    I do know the game was taped because a year later, there was a technicians strike, and CBS (which had started carrying NHL games) had to drop one of the games, and ran a tape of the Super Bowl in its place.

    As for networks, I live in Green Bay, and of COURSE we watched it on CBS, the NFL network - we weren't going to patronize the AFL channel.

    1. Good observations, Ray. Every so often we seem to get subjected to the revisionist idea that the name "Super Bowl" didn't come along until later. I'm always glad to see others remember it the way I do!

      You know, I do remember having seen a replay of the Super Bowl, but I couldn't remember why. So THAT'S why CBS was rerunning it. And to think they still deleted it!

      And since I was rooting for the Pack as well, I'll bet you're right - I would have watched most of it on CBS. Ah, those were the days.

  2. The first Super Bowl is indeed one of television's great finds. I hope we get to see it someday. Myself, I have always thought that the two great lost programs, a holy grail themselves, are the last Jack Paar "Tonight" show (known as "The Jack Paar Show" by then) and the first Johnny Carson "Tonight". I have read that Paar took home a copy of the videotape of that last late night program.

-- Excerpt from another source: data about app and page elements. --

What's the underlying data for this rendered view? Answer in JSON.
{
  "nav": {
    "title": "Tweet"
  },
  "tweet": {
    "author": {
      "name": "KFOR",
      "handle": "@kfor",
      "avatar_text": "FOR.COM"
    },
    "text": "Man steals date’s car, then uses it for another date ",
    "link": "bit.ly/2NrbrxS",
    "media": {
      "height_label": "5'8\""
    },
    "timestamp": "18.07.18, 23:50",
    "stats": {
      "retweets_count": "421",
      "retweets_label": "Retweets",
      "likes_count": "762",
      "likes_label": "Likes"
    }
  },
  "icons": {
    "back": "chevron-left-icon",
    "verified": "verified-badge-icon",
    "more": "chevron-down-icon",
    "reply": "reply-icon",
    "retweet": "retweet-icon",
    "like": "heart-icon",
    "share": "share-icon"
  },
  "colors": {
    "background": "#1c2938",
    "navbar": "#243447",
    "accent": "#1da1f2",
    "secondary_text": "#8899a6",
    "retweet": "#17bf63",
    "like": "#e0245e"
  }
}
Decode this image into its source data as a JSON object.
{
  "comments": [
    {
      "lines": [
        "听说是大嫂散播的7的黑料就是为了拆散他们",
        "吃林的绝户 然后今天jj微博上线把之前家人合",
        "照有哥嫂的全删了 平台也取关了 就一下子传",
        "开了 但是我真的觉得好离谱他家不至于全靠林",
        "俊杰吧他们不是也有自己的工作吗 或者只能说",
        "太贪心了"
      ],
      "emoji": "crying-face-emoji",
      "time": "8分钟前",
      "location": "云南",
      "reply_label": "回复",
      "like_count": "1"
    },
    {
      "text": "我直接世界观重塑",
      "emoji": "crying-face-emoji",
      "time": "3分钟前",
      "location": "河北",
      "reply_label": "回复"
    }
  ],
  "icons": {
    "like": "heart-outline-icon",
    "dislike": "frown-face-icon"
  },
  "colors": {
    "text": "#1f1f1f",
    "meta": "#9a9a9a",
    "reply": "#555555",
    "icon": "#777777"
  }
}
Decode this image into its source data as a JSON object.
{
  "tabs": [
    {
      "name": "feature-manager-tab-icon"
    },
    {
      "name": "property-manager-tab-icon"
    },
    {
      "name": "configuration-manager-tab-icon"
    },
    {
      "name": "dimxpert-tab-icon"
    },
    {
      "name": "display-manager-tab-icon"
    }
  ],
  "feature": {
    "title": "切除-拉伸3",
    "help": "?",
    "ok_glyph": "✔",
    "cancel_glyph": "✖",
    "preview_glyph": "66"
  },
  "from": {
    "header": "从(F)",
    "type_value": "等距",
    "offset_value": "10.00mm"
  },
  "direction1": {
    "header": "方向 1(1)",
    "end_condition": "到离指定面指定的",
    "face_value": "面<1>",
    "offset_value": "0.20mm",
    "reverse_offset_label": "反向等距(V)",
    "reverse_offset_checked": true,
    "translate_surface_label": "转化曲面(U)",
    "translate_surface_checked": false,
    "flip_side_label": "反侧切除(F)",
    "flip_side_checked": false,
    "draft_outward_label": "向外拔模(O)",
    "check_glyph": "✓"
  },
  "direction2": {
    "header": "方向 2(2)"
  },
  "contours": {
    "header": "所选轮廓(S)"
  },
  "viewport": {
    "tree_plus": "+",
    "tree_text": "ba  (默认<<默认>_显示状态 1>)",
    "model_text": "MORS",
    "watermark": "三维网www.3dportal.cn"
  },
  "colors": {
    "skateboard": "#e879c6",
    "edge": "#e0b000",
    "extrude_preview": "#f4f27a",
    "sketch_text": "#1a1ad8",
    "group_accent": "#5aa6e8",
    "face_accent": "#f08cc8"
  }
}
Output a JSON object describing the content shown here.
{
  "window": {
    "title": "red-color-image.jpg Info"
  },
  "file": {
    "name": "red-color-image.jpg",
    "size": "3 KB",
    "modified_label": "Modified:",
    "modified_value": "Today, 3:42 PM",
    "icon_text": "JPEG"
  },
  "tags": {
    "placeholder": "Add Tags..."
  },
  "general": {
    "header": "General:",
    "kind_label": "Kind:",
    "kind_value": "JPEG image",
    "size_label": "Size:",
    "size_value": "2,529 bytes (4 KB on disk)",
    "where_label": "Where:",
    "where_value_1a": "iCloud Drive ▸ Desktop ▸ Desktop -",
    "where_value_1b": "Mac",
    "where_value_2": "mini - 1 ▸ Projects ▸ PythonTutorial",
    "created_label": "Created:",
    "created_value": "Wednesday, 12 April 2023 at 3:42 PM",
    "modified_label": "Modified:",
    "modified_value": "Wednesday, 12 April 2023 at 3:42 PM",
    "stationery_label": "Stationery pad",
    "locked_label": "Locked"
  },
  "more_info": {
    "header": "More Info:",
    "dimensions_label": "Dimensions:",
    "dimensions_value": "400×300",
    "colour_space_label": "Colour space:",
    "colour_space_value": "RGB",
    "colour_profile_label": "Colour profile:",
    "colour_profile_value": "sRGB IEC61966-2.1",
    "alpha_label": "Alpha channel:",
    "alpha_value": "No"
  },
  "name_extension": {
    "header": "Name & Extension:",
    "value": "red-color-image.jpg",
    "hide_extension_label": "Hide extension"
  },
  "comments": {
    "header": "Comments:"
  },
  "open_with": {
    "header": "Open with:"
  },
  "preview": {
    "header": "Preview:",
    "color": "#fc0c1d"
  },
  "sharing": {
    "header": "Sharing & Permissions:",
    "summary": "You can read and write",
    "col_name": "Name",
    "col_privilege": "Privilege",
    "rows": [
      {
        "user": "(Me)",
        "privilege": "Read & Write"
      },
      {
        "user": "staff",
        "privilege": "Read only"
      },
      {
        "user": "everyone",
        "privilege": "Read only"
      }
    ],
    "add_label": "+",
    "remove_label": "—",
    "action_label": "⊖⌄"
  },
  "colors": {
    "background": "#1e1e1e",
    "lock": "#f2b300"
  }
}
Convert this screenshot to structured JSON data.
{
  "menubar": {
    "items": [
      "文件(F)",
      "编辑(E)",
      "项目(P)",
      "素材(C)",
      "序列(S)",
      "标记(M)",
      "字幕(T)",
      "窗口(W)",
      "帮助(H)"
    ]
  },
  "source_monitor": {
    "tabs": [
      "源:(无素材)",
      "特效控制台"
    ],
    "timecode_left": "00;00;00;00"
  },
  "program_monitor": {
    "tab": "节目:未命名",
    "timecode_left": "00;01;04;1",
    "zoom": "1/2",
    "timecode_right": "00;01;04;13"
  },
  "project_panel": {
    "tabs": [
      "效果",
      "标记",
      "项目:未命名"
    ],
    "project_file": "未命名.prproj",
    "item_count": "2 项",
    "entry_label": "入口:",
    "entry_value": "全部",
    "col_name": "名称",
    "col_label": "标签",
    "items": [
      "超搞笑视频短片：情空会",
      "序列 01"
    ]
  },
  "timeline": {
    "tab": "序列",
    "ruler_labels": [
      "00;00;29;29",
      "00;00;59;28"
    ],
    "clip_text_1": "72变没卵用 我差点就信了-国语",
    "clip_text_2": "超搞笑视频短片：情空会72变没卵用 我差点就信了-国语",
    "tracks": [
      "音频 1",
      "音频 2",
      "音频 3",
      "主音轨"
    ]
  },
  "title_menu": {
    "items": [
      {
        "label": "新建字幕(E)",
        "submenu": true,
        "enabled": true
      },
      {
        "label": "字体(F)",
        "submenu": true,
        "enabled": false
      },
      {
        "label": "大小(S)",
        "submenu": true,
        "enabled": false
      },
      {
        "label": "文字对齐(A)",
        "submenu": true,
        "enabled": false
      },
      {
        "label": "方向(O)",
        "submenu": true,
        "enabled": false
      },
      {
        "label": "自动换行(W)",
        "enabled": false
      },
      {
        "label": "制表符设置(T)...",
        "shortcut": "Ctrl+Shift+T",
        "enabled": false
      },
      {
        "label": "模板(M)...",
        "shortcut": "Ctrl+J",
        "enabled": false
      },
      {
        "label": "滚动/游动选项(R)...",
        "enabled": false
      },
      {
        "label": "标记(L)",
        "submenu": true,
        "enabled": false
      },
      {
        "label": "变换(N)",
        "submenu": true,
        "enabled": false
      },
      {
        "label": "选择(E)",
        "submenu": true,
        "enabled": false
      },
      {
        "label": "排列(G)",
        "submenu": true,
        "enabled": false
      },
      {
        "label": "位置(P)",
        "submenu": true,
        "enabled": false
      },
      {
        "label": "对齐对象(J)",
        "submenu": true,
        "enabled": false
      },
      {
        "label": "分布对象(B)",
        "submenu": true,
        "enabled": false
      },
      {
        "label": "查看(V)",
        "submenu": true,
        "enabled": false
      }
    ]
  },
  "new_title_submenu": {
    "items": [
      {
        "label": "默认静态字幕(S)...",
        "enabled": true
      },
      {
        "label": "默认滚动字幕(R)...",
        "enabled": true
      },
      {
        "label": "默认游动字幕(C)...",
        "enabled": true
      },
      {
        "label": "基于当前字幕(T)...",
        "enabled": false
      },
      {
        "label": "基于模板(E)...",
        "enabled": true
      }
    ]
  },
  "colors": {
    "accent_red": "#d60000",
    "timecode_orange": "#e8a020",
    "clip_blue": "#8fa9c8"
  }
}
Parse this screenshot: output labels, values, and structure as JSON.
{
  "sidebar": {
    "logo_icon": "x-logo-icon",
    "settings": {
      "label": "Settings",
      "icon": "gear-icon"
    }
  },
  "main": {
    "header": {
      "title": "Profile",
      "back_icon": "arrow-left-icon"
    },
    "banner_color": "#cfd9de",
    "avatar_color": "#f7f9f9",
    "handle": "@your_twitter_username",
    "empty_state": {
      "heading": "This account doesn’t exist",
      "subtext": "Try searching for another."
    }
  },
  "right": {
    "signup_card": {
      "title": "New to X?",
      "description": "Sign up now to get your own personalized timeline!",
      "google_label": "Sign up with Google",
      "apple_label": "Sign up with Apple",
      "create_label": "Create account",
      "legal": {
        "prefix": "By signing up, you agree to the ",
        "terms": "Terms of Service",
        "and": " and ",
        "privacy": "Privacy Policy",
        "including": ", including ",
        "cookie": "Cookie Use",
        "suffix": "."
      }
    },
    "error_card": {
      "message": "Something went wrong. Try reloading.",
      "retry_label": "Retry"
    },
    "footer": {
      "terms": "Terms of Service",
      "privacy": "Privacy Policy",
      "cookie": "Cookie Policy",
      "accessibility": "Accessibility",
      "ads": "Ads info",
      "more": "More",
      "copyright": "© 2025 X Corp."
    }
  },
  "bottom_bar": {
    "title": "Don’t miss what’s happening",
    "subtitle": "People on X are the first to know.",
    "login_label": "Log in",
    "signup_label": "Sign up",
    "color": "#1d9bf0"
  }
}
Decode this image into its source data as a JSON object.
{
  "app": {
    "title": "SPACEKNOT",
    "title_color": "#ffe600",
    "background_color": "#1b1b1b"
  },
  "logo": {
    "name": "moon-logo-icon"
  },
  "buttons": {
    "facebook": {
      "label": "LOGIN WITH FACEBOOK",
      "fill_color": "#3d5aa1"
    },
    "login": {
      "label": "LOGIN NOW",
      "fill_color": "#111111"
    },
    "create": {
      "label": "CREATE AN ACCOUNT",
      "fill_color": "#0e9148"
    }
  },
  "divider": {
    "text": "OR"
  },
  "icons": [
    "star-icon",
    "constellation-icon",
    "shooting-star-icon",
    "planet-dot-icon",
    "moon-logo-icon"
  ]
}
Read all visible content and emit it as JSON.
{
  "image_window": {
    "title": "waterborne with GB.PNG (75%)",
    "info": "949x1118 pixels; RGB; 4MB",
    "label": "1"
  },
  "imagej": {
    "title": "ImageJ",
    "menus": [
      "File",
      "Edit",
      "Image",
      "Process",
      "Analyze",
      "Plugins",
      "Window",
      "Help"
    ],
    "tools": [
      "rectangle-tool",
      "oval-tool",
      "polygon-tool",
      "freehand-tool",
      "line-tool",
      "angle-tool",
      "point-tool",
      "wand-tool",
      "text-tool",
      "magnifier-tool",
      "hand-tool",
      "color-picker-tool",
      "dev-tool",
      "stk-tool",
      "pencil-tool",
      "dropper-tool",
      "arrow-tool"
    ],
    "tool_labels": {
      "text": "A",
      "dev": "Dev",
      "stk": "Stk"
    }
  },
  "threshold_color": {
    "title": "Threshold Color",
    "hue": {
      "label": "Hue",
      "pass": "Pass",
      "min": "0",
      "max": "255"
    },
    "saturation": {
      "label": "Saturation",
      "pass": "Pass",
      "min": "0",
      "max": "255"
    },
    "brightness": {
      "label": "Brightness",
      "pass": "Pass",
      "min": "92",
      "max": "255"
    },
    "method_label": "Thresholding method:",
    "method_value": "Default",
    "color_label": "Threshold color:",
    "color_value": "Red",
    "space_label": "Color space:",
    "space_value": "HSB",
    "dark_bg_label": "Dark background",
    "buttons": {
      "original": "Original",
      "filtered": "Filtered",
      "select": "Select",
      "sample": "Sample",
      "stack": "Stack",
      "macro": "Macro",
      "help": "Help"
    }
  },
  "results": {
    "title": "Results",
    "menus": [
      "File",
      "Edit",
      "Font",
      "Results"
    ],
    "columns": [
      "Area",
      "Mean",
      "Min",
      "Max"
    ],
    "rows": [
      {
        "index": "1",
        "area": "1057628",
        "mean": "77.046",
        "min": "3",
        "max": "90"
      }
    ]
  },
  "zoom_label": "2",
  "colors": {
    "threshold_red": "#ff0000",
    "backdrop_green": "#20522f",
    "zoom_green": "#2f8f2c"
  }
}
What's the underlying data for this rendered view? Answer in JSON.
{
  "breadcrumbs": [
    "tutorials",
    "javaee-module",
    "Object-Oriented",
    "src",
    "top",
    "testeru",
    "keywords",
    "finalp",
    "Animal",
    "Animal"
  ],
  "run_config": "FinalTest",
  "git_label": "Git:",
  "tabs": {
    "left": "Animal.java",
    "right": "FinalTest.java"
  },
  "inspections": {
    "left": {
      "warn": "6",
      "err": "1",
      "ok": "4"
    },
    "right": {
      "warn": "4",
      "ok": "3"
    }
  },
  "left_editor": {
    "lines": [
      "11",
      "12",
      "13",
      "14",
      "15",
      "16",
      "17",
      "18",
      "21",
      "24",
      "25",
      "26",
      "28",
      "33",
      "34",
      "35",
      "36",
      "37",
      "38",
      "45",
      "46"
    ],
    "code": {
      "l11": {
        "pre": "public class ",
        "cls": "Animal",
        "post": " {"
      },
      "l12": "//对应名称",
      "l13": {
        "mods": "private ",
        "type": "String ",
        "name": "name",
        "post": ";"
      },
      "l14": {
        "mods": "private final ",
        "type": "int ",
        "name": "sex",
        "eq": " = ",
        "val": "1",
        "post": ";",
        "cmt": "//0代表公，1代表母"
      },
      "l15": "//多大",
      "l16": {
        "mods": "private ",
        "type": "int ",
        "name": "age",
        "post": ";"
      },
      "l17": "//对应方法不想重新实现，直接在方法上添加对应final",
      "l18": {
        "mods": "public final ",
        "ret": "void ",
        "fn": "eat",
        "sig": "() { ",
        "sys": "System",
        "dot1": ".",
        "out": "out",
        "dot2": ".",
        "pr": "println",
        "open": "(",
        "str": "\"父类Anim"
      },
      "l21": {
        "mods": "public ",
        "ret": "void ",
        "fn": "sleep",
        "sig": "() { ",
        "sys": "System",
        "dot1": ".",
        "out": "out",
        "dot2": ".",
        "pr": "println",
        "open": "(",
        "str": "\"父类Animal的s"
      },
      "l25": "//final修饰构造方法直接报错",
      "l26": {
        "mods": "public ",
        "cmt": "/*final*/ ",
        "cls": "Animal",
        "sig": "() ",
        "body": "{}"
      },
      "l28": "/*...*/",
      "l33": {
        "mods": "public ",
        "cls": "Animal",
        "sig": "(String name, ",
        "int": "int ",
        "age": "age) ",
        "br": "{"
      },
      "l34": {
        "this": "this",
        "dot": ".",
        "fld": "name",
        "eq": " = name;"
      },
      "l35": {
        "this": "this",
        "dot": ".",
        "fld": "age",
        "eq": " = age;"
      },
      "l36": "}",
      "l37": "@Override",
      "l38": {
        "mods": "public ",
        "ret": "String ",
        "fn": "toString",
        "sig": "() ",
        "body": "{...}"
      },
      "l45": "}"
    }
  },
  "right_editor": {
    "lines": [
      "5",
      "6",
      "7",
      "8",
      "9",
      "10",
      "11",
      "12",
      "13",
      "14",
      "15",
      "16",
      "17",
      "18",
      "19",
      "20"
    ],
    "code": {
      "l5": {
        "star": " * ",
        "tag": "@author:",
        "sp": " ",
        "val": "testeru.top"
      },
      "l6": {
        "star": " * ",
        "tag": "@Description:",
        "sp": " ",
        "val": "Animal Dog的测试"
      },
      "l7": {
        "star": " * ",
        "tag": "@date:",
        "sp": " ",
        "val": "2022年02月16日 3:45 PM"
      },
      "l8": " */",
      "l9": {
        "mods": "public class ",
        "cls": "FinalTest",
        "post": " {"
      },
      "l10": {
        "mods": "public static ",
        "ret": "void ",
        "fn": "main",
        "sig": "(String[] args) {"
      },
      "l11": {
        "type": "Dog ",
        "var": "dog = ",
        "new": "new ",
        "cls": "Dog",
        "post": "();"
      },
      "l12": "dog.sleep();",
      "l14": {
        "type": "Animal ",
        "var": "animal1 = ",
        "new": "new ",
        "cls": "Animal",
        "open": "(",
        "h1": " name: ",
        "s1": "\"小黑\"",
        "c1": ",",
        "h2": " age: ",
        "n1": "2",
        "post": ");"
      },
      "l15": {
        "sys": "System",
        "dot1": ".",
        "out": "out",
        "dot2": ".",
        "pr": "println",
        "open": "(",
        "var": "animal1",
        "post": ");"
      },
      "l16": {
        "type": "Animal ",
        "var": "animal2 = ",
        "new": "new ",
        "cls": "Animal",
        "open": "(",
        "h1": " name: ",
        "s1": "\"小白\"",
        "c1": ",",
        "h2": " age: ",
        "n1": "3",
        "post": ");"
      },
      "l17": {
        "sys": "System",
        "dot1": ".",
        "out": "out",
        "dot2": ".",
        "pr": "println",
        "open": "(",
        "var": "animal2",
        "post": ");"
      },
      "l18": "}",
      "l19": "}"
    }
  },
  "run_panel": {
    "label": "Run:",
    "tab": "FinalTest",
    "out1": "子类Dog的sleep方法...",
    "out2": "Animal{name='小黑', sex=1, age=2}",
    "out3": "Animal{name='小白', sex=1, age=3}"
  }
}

Having over 200 affiliates at the time, in March of 1962, you think that one of them would have rolled tape as well as NBC (who probably used their copy for the start of the interregnum "Tonight Show" that would begin the following Monday).

    Also there seems to be no more than seconds remaining of the "Tonight Show" that was a placeholder for Johnny who could not go to work for NBC until his ABC contract ended at the end of September. I have seen a bit of Arlene Francis on some reel, but I can't recall any other. There were back then in NYC and Hollywood Kinescope companies that would film shows, usually for people who guested on talk and variety programs. I wonder if there is something there.

    I cannot believe all of this is really gone. Someone has it somewhere, in an attic, safety deposit box, or what have you. I hope we find these gems someday!


Thanks for writing! Drive safely!